William Howard Taft: The Roosevelt Rift (1909-1913) Taft could do nothing right. He angered conservationists by siding with big business over environmental concerns in Alaska. Despite this, he conserved more land than anyone other than Roosevelt. He busted more trusts than Roosevelt, but did not distinguish between “good” and “bad” trusts. His foreign policy inadvertently sent funds to Latin American strongmen and his free trade agreement collapsed the Canadian government. Roosevelt felt responsible for Taft and decided to challenge him for the Republican nomination. When the G.O.P. machine intervened and denied Roosevelt, the former president ran as a third party candidate. His Bull Moose Party split the Republican vote allowing Woodrow Wilson’s election in 1912.
Woodrow Wilson: 14 points (1913-1921) On January 8, 1918, President Wilson unveiled his vision for a postwar world. Wilson demanded freedom of the seas, open diplomacy, readjustment of borders, and ethnic self-determination. At the end of the speech, he called for a “League of Nations” to settle international disputes. Ironically, Wilson was the most dictatorial president in American history clamping down on freedoms during World War I and reinstituting segregationist policies in the federal government. Despite this, his vision resulted in a reconstituted Poland, a new European map, an ineffectual League of Nations, and eventually the United Nations.
Warren Harding: Teapot Dome (1921-1923) Harding presided over one of the most corrupt administrations in history. Bribery pervaded his administration, officials flaunted ties to bootlegging, and the president allegedly impregnated his mistress. Teapot Dome was the worst of the scandals and came to symbolize the Harding years. Secretary of the Interior Albert Fall accepted bribes in return to lease naval oil reserves in Wyoming. President Harding died before the full impact of the scandal could hurt his administration. Some speculate that Harding suffered a stroke when he became aware of the full import of the affair.
Calvin Coolidge: Roaring 20s (1923-1929) Calvin Coolidge restored America’s faith in government in the wake of the Harding scandals.
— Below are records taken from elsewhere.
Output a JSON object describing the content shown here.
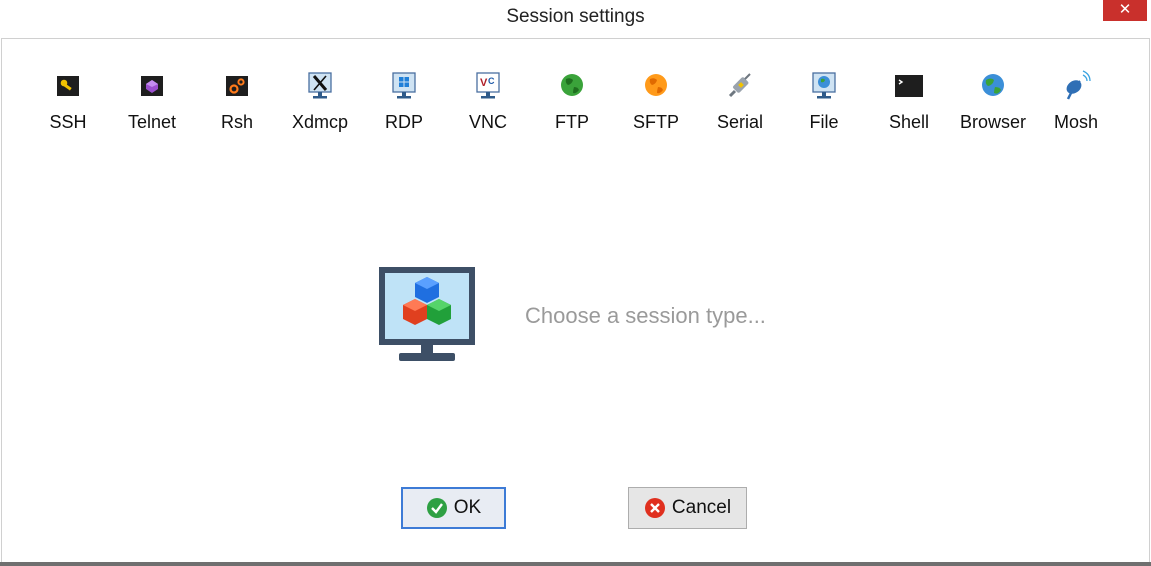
{
  "window": {
    "title": "Session settings",
    "close_symbol": "✕"
  },
  "session_types": [
    {
      "label": "SSH",
      "icon": "ssh-key-icon"
    },
    {
      "label": "Telnet",
      "icon": "telnet-icon"
    },
    {
      "label": "Rsh",
      "icon": "rsh-gears-icon"
    },
    {
      "label": "Xdmcp",
      "icon": "xdmcp-x-icon"
    },
    {
      "label": "RDP",
      "icon": "rdp-windows-monitor-icon"
    },
    {
      "label": "VNC",
      "icon": "vnc-icon"
    },
    {
      "label": "FTP",
      "icon": "ftp-globe-icon"
    },
    {
      "label": "SFTP",
      "icon": "sftp-globe-icon"
    },
    {
      "label": "Serial",
      "icon": "serial-plug-icon"
    },
    {
      "label": "File",
      "icon": "file-monitor-icon"
    },
    {
      "label": "Shell",
      "icon": "shell-terminal-icon"
    },
    {
      "label": "Browser",
      "icon": "browser-globe-icon"
    },
    {
      "label": "Mosh",
      "icon": "mosh-satellite-icon"
    }
  ],
  "main": {
    "hint": "Choose a session type..."
  },
  "buttons": {
    "ok_label": "OK",
    "cancel_label": "Cancel"
  },
  "colors": {
    "close": "#c9302c",
    "ok_border": "#3d7bd6",
    "hint": "#9a9a9a"
  }
}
He provided honest minimalist government reflecting the mood of the country. In the end, he oversaw a dramatic economic expansion that resulted in the Jazz Age, many technological innovations, and a drastic cultural shift.
Herbert Hoover: The Great Depression (1929-1933) The Roaring Twenties collapsed into the Great Depression a few months after Herbert Hoover assumed office. President Hoover responded with unprecedented government action, but it failed. The president received blame for the economic mess and his name became synonymous with the distress. Cardboard boxes became “Hoovervilles” and newspapers became “Hoover blankets.”
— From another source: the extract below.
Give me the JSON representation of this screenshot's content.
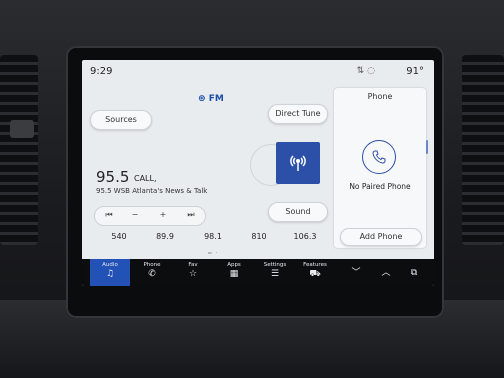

Franklin D. Roosevelt: Saving capitalism and the world (1933-1945) The Great Depression ravaged the world. Nations with a democratic history survived the tide of extremism while others fell to Nazism, fascism, and militarism. Some Americans wanted to turn to socialism or communism. The depression revived the left after a decade’s slumber and helped Franklin Roosevelt assume the White House. FDR initiated the New Deal designed to get the country out of the economic malaise. Some programs worked and some did not. However, it modernized the government and insulated the American system from extremism. Roosevelt did initiate liberal policies, but most were moderate compared to what the left wanted and helped prop up the capitalist system. Overall, the New Deal failed to get the country out of the depression, but saved American capitalism and perhaps democracy.
The depression ended with American entry into World War II. Most able-bodied men went into the military while women and older men moved to the factories. Meanwhile, Roosevelt initiated a geopolitical strategy designed to reinforce democratic systems beginning with the demand for the unconditional surrender of Germany and Japan. Throughout the war, Roosevelt called for and advocated various freedoms while American industrial might wore down the Nazis and Japanese. In the end, American involvement in World War II combined with Hitler’s incompetence and the suicidal nature of Japanese defenders saved western civilization from a new dark age.